Commentary

Kosovo Is America’s War, America’s Pain

By Jonathan Clarke
This article appeared in the Los Angeles Times on May 21, 1999.

A visitor to London today makes a remarkable discovery about the events in Kosovo. Far from being “Madeleine’s war,” as suggested by many American observers, the British media present the war as an almost exclusively British affair, with responsibility for strategy firmly located in Downing Street. Prime Minister Tony Blair wins huzzahs for his fulminating calls for “his generation” to stand up to tyranny. The reality, of course, is very different.

As shown by historian Niall Ferguson in his new book, Pity of War, World War I was the last European war in which the Europeans put more men into the field and deployed greater financial assets than the United States. In Kosovo there are fewer than 50 British aircraft in theater. Without the U.S., the British and wider European ability to deliver a punch is nil.

The imbalance on military inputs is an open scandal. What is less noticed is that the actual and potential downsides of the Kosovo operation accrue disproportionately to the U.S. This is because, unlike the United States, Europe no longer has global strategic interests. Take China, for example, in the wake of the bombing of the Chinese Embassy in Belgrade. Now that there are virtually no European forces in Asia, Europe’s relationship with China is confined to commerce. What is important to Europe is how many shirts, tractors or power stations can it sell to what by the mid-21st century will be the world’s largest economy. Whether China is politically pro- or anti-European makes little difference for this basic traffic in goods. As a European, therefore, NATO Secretary-General Javier Solana can content himself with an apology for NATO’s mistakes and think nothing more of it.
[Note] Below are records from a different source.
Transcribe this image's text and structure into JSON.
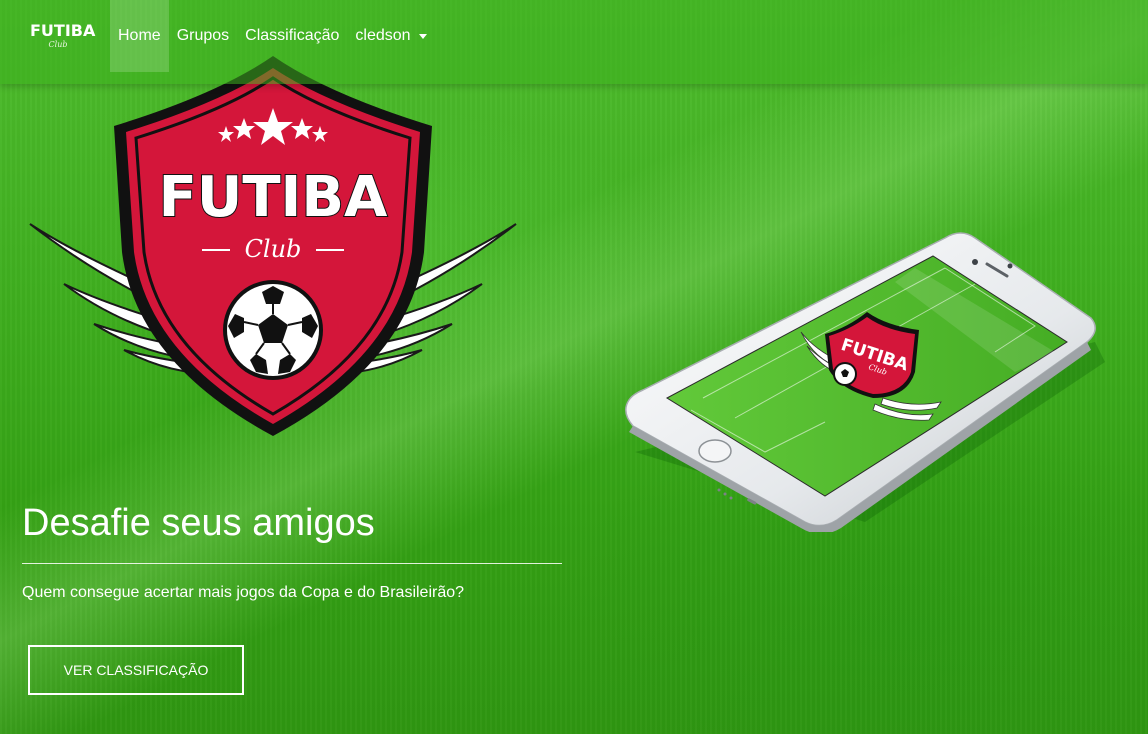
{
  "navbar": {
    "brand": {
      "main": "FUTIBA",
      "sub": "Club"
    },
    "links": [
      {
        "label": "Home",
        "active": true
      },
      {
        "label": "Grupos"
      },
      {
        "label": "Classificação"
      },
      {
        "label": "cledson",
        "dropdown": true
      }
    ]
  },
  "logo": {
    "title": "FUTIBA",
    "subtitle": "Club"
  },
  "phone_logo": {
    "title": "FUTIBA",
    "subtitle": "Club"
  },
  "hero": {
    "title": "Desafie seus amigos",
    "subtitle": "Quem consegue acertar mais jogos da Copa e do Brasileirão?",
    "button_label": "VER CLASSIFICAÇÃO"
  },
  "colors": {
    "grass": "#3fae1f",
    "shield_red": "#d4163a",
    "shield_black": "#111111",
    "white": "#ffffff"
  }
}
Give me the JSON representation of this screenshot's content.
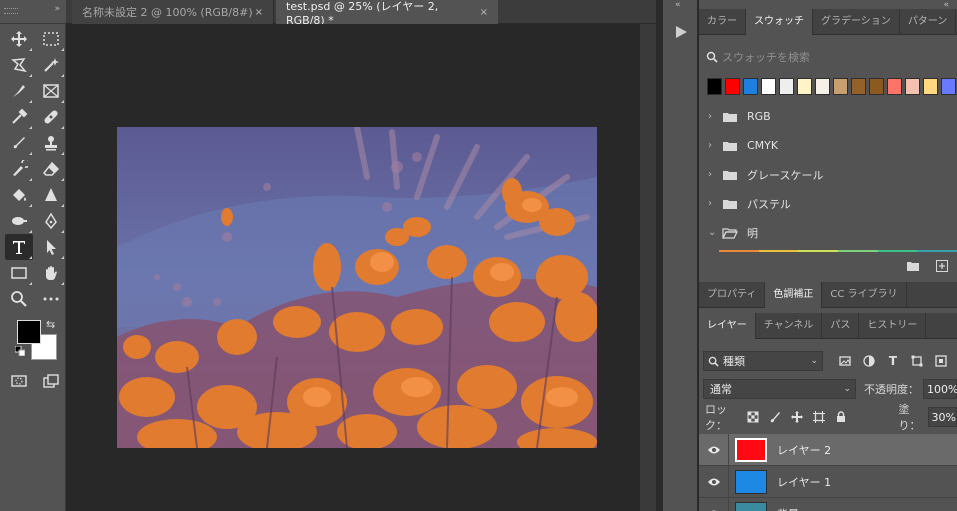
{
  "tabs": [
    {
      "title": "名称未設定 2 @ 100% (RGB/8#)",
      "close": "×"
    },
    {
      "title": "test.psd @ 25% (レイヤー 2, RGB/8) *",
      "close": "×"
    }
  ],
  "swatch_panel": {
    "tabs": [
      "カラー",
      "スウォッチ",
      "グラデーション",
      "パターン"
    ],
    "search_placeholder": "スウォッチを検索",
    "swatches": [
      "#000000",
      "#ff0000",
      "#1e7fe0",
      "#ffffff",
      "#eeeeee",
      "#fff3c8",
      "#f5f0e8",
      "#c8a070",
      "#96602a",
      "#8a5a20",
      "#ff7468",
      "#f4c0b0",
      "#ffd880",
      "#6a7aff"
    ],
    "groups": [
      "RGB",
      "CMYK",
      "グレースケール",
      "パステル",
      "明"
    ]
  },
  "adjust_tabs": [
    "プロパティ",
    "色調補正",
    "CC ライブラリ"
  ],
  "layers_tabs": [
    "レイヤー",
    "チャンネル",
    "パス",
    "ヒストリー"
  ],
  "layers_panel": {
    "kind_label": "種類",
    "blend_mode": "通常",
    "opacity_label": "不透明度：",
    "opacity": "100%",
    "lock_label": "ロック：",
    "fill_label": "塗り：",
    "fill": "30%",
    "layers": [
      {
        "name": "レイヤー 2",
        "color": "#ff0a14",
        "selected": true
      },
      {
        "name": "レイヤー 1",
        "color": "#1e88e5",
        "selected": false
      },
      {
        "name": "背景",
        "color": "#3a8aa0",
        "selected": false
      }
    ]
  },
  "colors": {
    "foreground": "#000000",
    "background": "#ffffff"
  }
}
The situation for the U.S. could not be more different. Of course, the U.S. also has a pressing interest in trade with China, but its interests extend far beyond this. As what former National Security Advisor Zbigniew Brzezinski has called the “balancer of the last resort in Eurasia,” the U.S. has a vital stake in how it is perceived in China. If the Chinese authorities adopt a strategically benign view of the U.S. and its intentions, then the way is open to peaceful resolution of such potential conflicts as Taiwan and the South China Sea. If they take the opposite view, then not only will these problems become more acute, but there are plenty of other ways for China to extract a price from the United States. Intensification of nuclear cooperation with Pakistan or North Korea, mischief-making in Indonesia, strategic cooperation with Russia, an anti-U.S. rapprochement with India—the Chinese are subtle strategists who plan for the long term. All these possibilities are open to them. And all would be very damaging to U.S. interests.

The same is true of Russia. Despite the current fashion in Washington to scoff at Russia’s financial hard times and thus to deride Russian retaliation capabilities, there are several pressure points available to Russia. Caspian oil, defense technology cooperation with Iran, assistance to the Kurds in Turkey, fanning the flames of nationalism in eastern Ukraine and the Baltic republics—the list is not insignificant. Finally, if the Russians conclude en masse that America’s word cannot be trusted, then Europe may be headed for a new Cold War. Good friends of the U.S., such as Russian reformer Anatoly B. Chubais, have warned of a growing wave of anti-Americanism in Russia.

Which brings us back to our entry point. Advocates and opponents of the Kosovo war can agree that, for every day that the war continues and the mistakes multiply, the geostrategic damage to the U.S. grows exponentially. The hemorrhage to the United States’ moral credibility is palpable. The war party disregards this wider damage and focuses narrowly on Kosovo, arguing that, despite all the mistakes, now is the time to “stay the course.” This is the message borne by British Foreign Minister Robin Cook in his visit to Washington. But American decision-makers need to remember that while the European interest is provincial, theirs is global. If Blair and company feel so strongly about Kosovo, let them take the lead.

The U.S. cannot afford a “win” in Kosovo that sows the seeds of new geostrategic conflicts a few years down the road—particularly as it is sure that these conflicts will be fought exclusively by the United States.

Jonathan Clarke, a former member of the British diplomatic service, is an adjunct scholar at the Cato Institute.